WORK TO COMPLETE — In how many lines of the data does the word "Ubuntu" appear? Give the number by itself.

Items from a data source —
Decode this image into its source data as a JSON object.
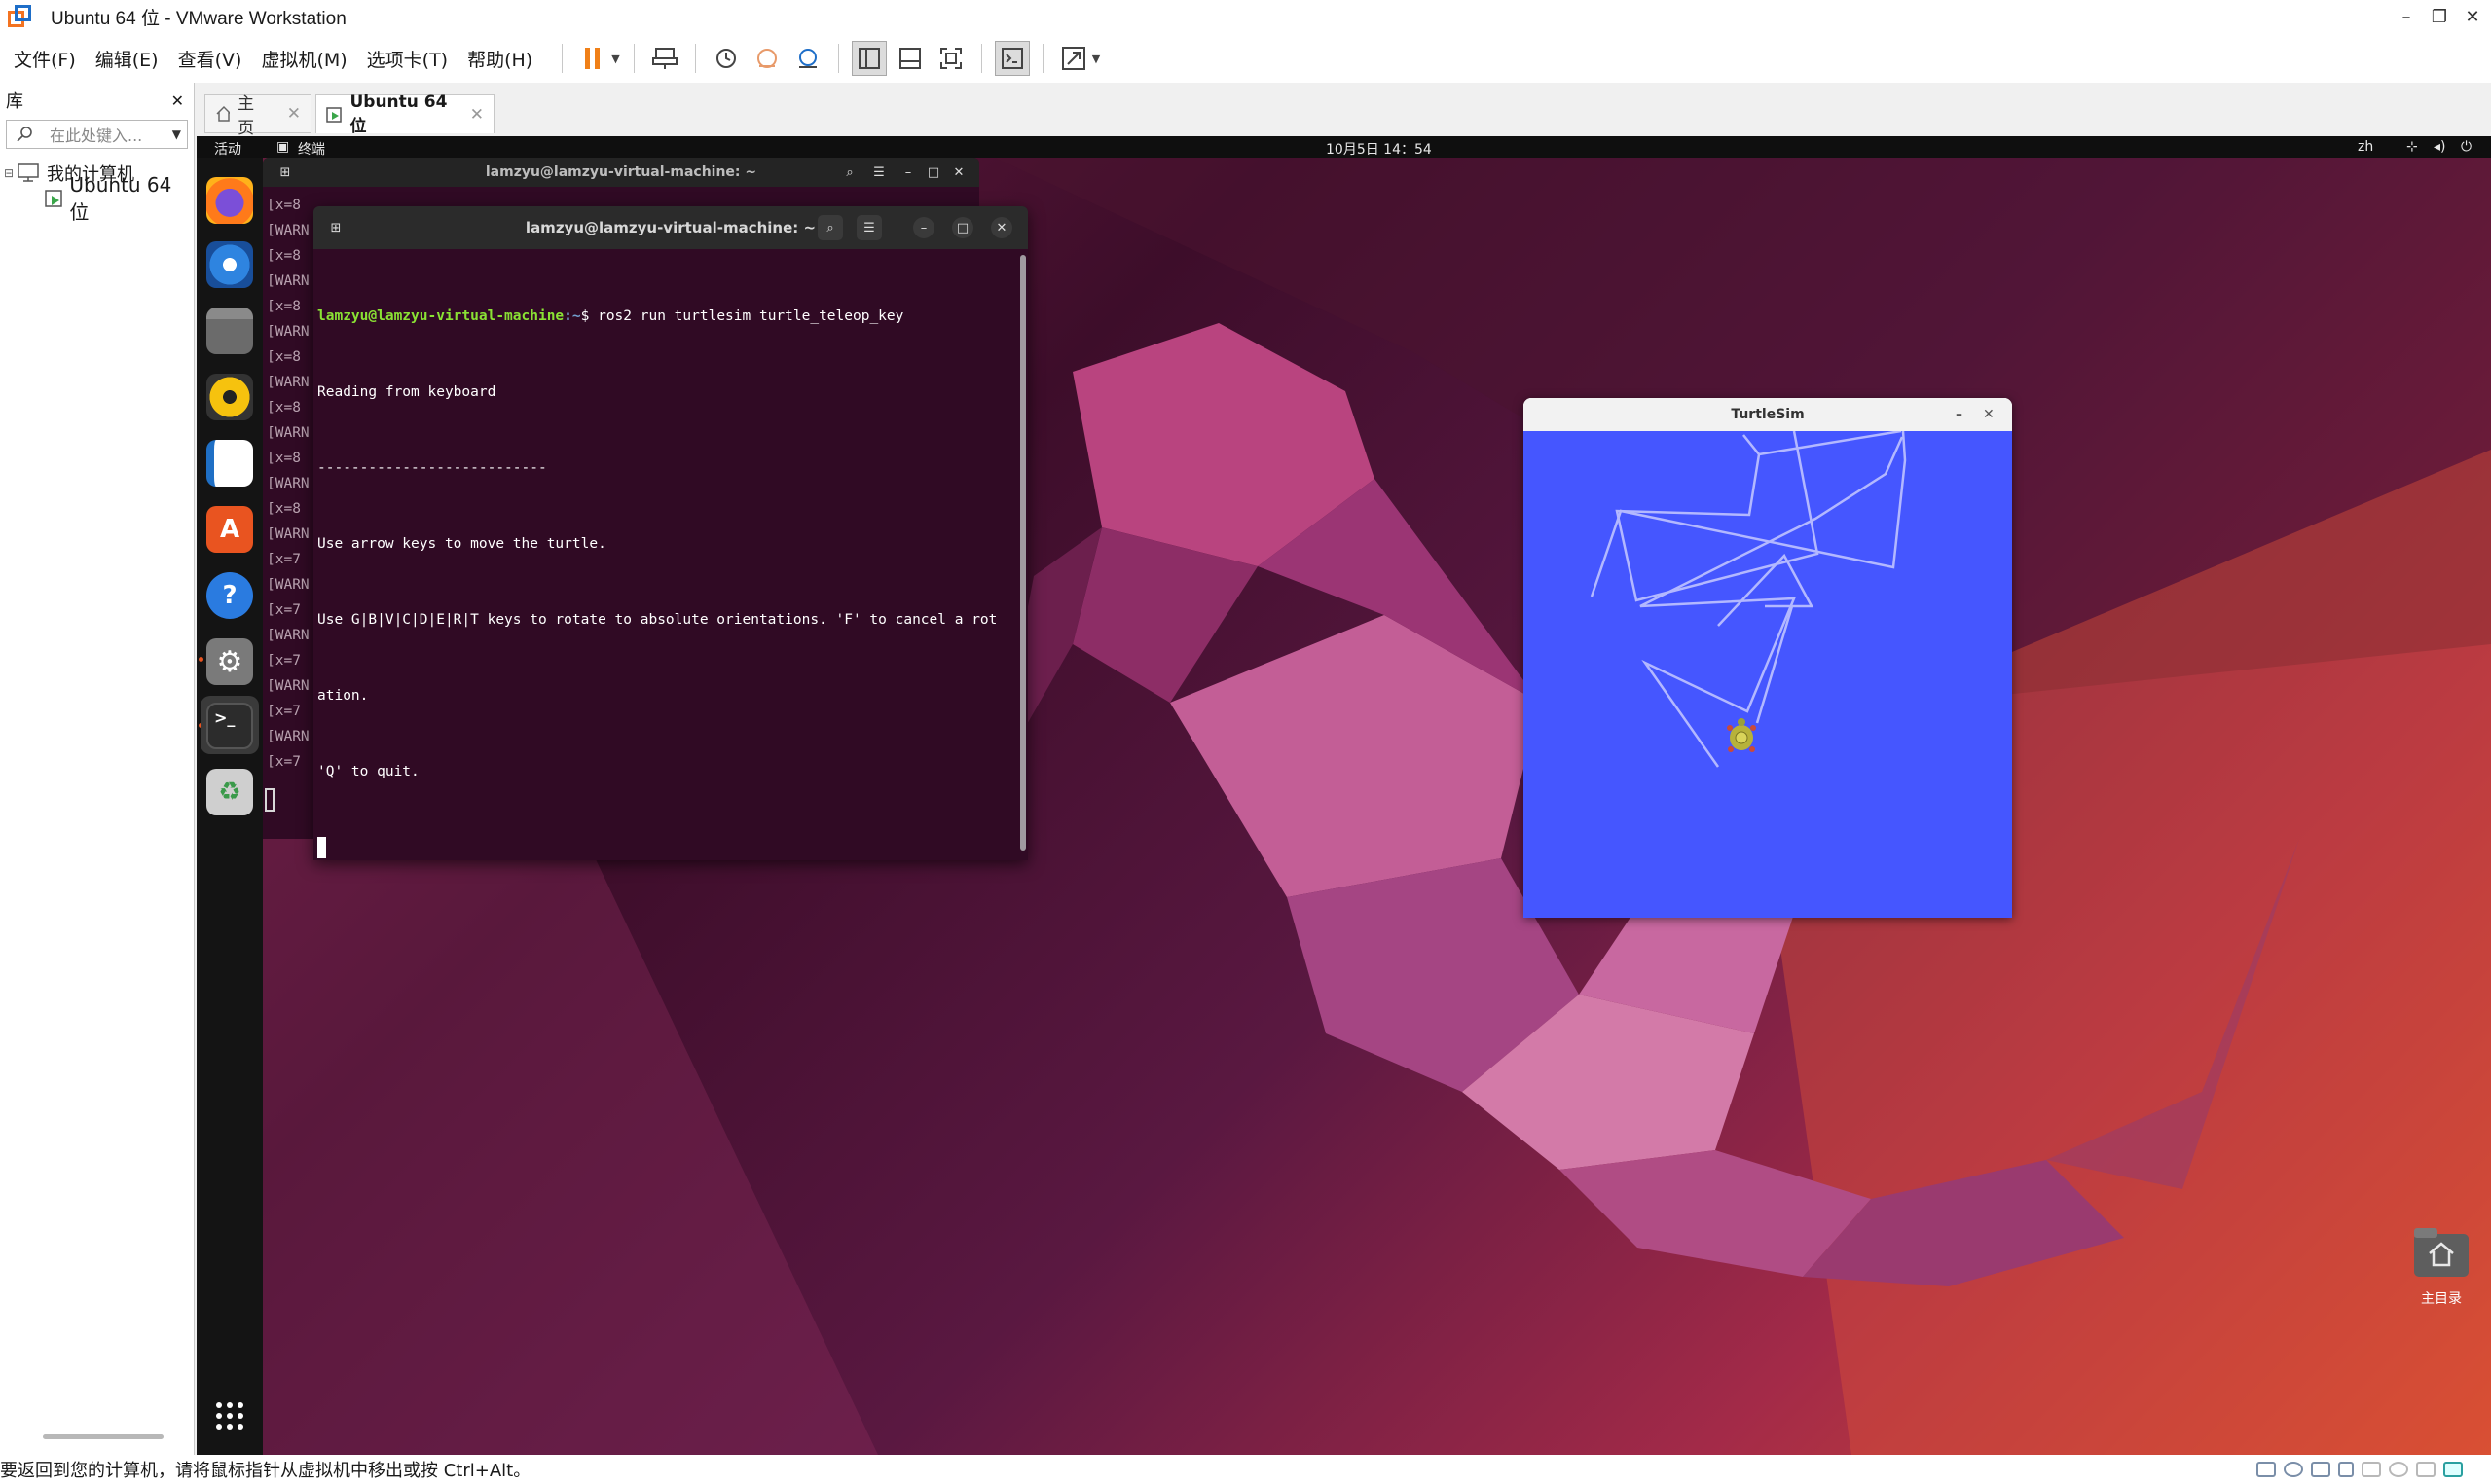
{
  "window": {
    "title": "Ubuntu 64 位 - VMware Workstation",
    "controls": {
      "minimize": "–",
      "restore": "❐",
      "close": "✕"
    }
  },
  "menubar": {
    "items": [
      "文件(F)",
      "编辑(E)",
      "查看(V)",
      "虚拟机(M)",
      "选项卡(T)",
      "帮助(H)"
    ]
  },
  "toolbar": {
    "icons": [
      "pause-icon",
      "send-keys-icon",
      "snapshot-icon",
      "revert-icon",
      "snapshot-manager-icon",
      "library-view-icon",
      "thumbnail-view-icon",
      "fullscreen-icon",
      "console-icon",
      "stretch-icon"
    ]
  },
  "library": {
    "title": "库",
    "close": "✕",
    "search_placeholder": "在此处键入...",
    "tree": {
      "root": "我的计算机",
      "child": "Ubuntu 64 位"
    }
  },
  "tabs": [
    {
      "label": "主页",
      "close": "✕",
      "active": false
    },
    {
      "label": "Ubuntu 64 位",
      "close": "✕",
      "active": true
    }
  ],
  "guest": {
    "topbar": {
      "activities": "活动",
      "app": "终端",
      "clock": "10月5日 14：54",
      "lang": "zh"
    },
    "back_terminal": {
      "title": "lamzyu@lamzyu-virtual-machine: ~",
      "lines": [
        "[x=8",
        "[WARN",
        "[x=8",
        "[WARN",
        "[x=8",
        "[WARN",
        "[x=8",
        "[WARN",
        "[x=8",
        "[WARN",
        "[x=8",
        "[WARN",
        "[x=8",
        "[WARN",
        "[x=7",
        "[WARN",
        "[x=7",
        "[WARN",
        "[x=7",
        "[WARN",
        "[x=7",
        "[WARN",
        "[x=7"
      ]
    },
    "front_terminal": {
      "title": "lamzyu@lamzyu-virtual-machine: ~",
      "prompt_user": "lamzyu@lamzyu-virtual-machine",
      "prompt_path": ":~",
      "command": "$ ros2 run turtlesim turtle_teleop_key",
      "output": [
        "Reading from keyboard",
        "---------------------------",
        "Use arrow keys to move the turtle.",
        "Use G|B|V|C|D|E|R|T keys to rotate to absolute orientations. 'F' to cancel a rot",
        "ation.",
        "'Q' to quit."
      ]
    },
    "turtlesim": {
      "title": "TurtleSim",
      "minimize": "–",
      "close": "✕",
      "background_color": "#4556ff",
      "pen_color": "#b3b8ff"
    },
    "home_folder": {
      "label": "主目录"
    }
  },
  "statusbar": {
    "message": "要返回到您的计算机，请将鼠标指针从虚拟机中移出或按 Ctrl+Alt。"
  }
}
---
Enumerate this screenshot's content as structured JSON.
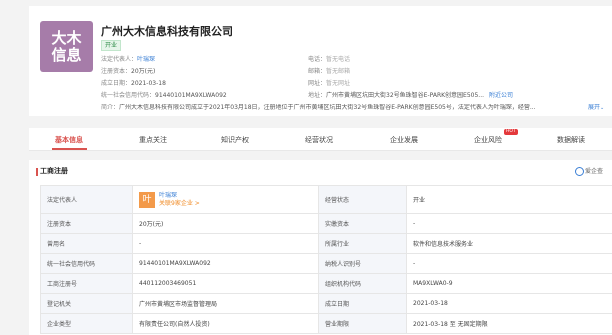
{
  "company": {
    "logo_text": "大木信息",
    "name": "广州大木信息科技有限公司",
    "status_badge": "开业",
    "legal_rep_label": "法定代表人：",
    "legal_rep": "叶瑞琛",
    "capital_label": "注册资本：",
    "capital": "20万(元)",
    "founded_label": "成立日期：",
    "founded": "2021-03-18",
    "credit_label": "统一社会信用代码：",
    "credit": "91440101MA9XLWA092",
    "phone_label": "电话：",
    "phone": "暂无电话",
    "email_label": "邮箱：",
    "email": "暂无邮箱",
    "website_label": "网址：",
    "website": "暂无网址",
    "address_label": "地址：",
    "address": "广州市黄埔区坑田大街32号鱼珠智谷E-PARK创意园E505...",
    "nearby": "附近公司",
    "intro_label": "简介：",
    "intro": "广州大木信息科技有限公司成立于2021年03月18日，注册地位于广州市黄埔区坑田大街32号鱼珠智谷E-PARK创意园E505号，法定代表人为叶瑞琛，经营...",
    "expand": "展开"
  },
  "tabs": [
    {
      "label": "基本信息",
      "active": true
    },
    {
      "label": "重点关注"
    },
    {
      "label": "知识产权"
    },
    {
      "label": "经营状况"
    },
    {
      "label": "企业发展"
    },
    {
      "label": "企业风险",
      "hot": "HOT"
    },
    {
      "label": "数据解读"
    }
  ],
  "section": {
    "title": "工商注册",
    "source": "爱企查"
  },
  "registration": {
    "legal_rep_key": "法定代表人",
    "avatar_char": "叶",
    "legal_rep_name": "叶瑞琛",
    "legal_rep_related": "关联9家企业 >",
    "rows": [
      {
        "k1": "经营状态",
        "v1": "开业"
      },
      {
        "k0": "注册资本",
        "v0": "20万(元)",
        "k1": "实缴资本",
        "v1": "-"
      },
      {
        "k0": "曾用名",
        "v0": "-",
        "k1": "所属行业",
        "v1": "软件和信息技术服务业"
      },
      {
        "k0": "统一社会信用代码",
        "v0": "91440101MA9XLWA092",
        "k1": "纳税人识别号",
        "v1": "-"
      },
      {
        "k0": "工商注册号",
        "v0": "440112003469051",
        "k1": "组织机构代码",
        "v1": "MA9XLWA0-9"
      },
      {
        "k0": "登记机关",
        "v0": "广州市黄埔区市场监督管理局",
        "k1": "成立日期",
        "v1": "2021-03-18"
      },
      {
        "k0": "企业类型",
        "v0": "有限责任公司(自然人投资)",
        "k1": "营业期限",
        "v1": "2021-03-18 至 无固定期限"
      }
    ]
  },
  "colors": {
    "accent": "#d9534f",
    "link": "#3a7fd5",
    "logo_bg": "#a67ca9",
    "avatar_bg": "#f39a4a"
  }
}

EXERCISE RESULT — 3